Excerpts from an interface dataset:
--------------------
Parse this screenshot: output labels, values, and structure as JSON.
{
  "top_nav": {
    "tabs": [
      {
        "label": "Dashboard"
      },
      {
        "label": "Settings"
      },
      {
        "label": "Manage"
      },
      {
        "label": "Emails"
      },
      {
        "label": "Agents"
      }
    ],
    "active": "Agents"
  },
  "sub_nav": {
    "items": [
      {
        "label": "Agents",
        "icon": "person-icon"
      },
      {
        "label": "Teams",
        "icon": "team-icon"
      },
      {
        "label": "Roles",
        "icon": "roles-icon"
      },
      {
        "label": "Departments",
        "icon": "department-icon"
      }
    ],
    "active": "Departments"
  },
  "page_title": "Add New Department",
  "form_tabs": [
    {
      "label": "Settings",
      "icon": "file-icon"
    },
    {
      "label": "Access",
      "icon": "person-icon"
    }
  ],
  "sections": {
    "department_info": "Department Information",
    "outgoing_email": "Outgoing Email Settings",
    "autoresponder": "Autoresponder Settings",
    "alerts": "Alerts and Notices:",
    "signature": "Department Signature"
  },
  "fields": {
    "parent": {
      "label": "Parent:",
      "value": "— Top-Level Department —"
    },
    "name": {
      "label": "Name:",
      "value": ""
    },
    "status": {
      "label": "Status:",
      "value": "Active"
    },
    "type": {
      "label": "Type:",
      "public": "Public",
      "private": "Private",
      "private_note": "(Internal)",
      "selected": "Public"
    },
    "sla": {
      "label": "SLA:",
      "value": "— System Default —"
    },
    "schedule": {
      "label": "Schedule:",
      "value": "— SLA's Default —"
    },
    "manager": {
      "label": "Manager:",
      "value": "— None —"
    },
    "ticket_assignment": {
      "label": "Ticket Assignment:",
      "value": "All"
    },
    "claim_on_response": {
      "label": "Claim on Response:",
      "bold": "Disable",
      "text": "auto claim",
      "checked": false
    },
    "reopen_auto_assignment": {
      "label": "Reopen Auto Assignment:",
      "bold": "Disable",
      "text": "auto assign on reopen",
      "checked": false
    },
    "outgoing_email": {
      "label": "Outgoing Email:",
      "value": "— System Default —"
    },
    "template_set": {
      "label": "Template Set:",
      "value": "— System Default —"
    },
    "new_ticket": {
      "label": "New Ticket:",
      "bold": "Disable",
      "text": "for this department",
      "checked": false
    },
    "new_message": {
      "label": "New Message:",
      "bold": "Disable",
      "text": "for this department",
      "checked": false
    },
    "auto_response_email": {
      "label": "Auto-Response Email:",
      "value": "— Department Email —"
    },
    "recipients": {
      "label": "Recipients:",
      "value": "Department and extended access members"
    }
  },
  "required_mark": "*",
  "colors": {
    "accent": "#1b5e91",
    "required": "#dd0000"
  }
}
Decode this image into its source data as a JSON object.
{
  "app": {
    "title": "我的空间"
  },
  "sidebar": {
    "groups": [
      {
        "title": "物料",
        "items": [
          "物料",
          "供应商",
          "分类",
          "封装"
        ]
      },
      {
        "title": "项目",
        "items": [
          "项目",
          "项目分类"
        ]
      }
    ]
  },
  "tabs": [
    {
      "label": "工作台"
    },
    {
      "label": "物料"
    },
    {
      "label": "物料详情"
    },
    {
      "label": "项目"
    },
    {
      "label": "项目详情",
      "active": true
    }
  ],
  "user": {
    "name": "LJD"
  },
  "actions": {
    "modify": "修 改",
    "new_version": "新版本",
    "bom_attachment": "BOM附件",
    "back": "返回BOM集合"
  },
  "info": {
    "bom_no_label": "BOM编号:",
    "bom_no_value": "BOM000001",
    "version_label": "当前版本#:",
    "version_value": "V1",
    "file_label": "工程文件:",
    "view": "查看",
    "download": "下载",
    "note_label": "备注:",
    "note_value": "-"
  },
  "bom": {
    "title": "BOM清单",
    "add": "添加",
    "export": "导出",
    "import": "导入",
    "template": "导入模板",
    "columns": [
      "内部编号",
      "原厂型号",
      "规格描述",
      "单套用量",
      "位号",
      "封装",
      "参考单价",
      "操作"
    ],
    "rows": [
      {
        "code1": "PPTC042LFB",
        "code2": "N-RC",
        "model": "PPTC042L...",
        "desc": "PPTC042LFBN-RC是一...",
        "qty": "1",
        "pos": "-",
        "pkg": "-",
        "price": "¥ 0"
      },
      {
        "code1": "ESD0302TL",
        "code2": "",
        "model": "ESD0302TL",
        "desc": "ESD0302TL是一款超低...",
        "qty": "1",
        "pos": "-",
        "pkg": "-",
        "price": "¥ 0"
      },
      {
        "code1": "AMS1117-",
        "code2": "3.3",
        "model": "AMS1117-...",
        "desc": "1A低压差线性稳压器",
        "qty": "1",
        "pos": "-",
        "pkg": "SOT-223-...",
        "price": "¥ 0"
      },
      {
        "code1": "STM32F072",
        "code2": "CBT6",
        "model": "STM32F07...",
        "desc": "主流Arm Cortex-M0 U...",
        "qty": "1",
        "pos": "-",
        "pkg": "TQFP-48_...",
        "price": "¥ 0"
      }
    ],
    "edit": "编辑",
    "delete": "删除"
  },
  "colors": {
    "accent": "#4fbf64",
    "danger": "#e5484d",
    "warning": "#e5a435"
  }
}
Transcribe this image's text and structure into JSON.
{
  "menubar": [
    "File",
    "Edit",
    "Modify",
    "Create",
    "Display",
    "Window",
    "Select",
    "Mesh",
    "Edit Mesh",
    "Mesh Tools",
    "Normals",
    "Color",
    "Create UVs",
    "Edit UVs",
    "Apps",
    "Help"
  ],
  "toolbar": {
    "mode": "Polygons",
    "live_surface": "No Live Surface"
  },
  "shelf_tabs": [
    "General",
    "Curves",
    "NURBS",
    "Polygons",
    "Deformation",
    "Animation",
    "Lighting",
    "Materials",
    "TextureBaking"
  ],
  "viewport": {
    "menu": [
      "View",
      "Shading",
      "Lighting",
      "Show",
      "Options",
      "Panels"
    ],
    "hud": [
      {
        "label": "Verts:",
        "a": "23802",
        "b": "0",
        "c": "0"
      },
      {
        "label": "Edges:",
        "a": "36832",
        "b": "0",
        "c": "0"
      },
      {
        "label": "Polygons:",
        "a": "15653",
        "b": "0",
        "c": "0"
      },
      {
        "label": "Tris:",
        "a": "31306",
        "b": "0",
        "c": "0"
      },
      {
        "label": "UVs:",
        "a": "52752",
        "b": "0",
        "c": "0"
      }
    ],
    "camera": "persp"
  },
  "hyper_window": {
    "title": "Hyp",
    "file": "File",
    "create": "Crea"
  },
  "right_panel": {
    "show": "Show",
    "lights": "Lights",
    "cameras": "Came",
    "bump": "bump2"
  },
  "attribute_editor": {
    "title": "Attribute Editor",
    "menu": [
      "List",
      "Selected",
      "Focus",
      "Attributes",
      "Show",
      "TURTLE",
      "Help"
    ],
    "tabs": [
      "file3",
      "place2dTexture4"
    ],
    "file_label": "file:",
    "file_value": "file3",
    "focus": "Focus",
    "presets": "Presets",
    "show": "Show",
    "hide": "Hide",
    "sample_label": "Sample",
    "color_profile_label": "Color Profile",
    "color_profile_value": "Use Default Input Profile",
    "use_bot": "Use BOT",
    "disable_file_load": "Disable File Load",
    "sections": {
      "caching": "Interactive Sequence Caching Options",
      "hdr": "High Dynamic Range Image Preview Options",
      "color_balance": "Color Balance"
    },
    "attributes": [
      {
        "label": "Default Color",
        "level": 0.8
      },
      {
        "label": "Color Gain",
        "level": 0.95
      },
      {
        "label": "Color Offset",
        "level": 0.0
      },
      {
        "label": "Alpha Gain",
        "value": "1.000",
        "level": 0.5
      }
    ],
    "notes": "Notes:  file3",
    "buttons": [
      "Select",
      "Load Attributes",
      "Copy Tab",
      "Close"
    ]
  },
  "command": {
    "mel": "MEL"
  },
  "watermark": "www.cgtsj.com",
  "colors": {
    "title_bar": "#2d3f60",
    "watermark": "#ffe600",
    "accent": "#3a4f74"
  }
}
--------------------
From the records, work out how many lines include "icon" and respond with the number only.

Result
6